Task statement: Your task is to restate the listing word for word without the pictures.

= = = = = = =

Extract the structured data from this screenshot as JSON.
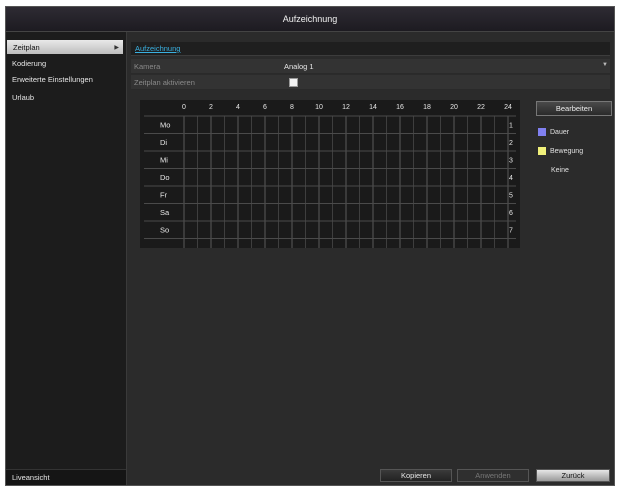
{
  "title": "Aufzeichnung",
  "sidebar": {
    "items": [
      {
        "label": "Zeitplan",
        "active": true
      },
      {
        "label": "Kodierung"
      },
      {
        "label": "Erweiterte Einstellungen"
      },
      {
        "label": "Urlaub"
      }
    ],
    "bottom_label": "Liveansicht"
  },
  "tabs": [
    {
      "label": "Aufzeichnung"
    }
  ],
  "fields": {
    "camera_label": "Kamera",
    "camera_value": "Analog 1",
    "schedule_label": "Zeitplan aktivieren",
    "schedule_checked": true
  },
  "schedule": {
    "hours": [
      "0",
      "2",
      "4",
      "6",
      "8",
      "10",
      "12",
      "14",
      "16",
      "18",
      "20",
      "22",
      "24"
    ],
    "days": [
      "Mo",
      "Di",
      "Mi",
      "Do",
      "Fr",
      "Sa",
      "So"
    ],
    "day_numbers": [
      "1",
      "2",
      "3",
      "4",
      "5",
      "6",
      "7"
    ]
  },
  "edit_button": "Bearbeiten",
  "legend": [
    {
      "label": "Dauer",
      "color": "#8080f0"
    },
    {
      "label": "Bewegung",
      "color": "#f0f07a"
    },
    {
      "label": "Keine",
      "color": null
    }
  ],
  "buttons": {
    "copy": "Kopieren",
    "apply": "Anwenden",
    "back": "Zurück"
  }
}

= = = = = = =

Answer for the task:
Extract the structured data from this screenshot as JSON.
{
  "title": "Aufzeichnung",
  "sidebar": {
    "items": [
      {
        "label": "Zeitplan",
        "active": true
      },
      {
        "label": "Kodierung"
      },
      {
        "label": "Erweiterte Einstellungen"
      },
      {
        "label": "Urlaub"
      }
    ],
    "bottom_label": "Liveansicht"
  },
  "tabs": [
    {
      "label": "Aufzeichnung"
    }
  ],
  "fields": {
    "camera_label": "Kamera",
    "camera_value": "Analog 1",
    "schedule_label": "Zeitplan aktivieren",
    "schedule_checked": true
  },
  "schedule": {
    "hours": [
      "0",
      "2",
      "4",
      "6",
      "8",
      "10",
      "12",
      "14",
      "16",
      "18",
      "20",
      "22",
      "24"
    ],
    "days": [
      "Mo",
      "Di",
      "Mi",
      "Do",
      "Fr",
      "Sa",
      "So"
    ],
    "day_numbers": [
      "1",
      "2",
      "3",
      "4",
      "5",
      "6",
      "7"
    ]
  },
  "edit_button": "Bearbeiten",
  "legend": [
    {
      "label": "Dauer",
      "color": "#8080f0"
    },
    {
      "label": "Bewegung",
      "color": "#f0f07a"
    },
    {
      "label": "Keine",
      "color": null
    }
  ],
  "buttons": {
    "copy": "Kopieren",
    "apply": "Anwenden",
    "back": "Zurück"
  }
}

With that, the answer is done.